Observations of the evening transition processes on opposing slopes of a north-south oriented mountain

Friday, 19 December 2014
Eric Pardyjak, University of Utah, Salt Lake City, UT, United States
The MATERHORN (Mountain Terrain Atmospheric Modeling and Observation) Program is a multiuniversity, multidisciplinary research initiative designed to improve numerical weather prediction in complex terrain and to better understand the physics of complex terrain flow phenomena across a wide range of scales. As part of MATERHORN, field campaigns were conducted at Dugway, UT, USA in Autumn 2012 and Spring 2013. A subset of the campaigns included dense observations along the East Slope of Granite Peak (40.096° N, -113.253° W), as well as additional observations on the opposing west facing slope. East Slope observations included five multi-sonic anemometer eddy covariance towers (two with full energy budget stations), eleven small energy budget stations, fifteen automated weather stations, a distributed temperature sensing (DTS) system, hot-film anemometry, infrared camera surface temperature observations and up to three Doppler lidars. West Slope operations were less intense with three main towers, two of which included sonic anemometry and one, which included full surface energy balance observations.

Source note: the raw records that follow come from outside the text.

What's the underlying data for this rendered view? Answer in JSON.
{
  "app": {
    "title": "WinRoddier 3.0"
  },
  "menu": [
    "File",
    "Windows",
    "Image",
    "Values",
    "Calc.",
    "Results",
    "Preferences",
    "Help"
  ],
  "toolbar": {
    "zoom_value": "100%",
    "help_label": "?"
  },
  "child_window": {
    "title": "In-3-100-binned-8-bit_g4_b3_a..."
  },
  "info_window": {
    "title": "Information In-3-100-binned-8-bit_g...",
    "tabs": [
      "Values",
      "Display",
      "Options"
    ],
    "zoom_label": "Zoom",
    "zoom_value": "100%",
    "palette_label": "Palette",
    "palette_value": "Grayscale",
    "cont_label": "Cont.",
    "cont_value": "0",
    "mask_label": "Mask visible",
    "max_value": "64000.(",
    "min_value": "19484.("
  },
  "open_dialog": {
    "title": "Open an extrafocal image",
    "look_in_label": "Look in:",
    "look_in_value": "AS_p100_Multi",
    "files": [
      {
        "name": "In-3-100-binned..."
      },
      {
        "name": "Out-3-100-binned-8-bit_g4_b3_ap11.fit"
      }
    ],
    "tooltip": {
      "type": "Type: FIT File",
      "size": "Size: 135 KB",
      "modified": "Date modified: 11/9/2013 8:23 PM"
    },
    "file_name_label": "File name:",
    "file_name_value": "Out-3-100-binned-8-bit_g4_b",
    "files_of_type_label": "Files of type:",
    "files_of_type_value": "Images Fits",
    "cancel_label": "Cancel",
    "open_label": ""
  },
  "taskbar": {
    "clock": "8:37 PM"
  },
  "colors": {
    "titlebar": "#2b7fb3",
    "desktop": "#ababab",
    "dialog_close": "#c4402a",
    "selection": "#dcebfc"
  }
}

For this presentation, our analysis will focus on characterizing and contrasting the response of mean wind circulations and thermodynamics variables, as well as turbulence quantities during the evening transitions on both the East Slope and West Slope when solar irradiation differences of the slope surfaces is extremely large.